Psalm 37 tackles a historically thorny question, “Why do the evil prosper and the good perish?”  The psalm addresses those who struggle with this question and who long for justice.  Throughout the centuries theologians have sought to answer this question and its cousin, “How can God be good when there is evil in the world?”  Both questions are attempting to hold together justice, morality, power, and divinity.

Some say the answer lives in free will.  God gives us free will in order that we might know the full depth of love.  However, that free will opens the door for mistakes, maliciousness, and misanthropes.

Others say that the answer lives in the bigger picture.  Our view is finite and limited.  Our judgments of what is good and what is bad are incomplete.  Only God sees the bigger picture and in this perspective even those things that we see as evil eventually work out for the greater glory of God.

Still others say that God enters into this struggle alongside of us.  God suffers with us and experiences the same injustices we face.  God has ultimately done this through Christ and the cross is God’s response.

In Psalm 37 the response to these theological conundrums is simple, trust God.

Trust in the Lord and do good… Be still before the Lord and wait patiently for God…The salvation of the righteous comes from the Lord; God is their stronghold in time of trouble.
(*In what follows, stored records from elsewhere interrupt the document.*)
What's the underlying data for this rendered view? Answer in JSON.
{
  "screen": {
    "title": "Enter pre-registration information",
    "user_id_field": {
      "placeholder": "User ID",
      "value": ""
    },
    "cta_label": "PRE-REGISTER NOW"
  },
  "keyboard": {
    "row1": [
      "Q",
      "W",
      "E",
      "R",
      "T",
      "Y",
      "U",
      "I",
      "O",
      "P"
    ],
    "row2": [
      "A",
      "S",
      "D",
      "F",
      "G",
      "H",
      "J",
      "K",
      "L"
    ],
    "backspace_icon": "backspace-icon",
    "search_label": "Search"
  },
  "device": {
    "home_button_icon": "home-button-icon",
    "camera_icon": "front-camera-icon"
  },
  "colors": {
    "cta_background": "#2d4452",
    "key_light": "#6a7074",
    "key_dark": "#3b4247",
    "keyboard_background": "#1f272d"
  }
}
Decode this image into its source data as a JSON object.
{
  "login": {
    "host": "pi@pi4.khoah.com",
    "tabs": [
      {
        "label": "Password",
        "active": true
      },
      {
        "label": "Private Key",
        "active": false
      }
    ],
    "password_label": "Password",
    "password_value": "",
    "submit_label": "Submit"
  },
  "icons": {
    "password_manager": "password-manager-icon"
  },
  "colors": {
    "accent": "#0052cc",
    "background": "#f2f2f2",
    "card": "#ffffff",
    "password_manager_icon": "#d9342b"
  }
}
The Lord delivers them from the wicked because they take refuge in God.

I realize that for some, the exhortation to “trust God” may not suffice as an intellectual response to the problem of evil.  Yet the invitation to trust in God is the core of our faith.  Trusting in God is what binds together Christians from every tribe and tongue.  Our mutual trust in God brings unites our focus on the one who is love incarnate.  If those who say they follow Christ do not trust Christ then who exactly are they following?  If the church does not trust in God then what makes it different than any other non-profit?  If our trust is never acted upon then does it matter?

The application of trust looks different in different times, places, and relationships.  How we demonstrate our trust in God is not always clear.  Yet we can always begin with a simple prayer, “God, you are worthy of my trust.  Today, I trust in you.”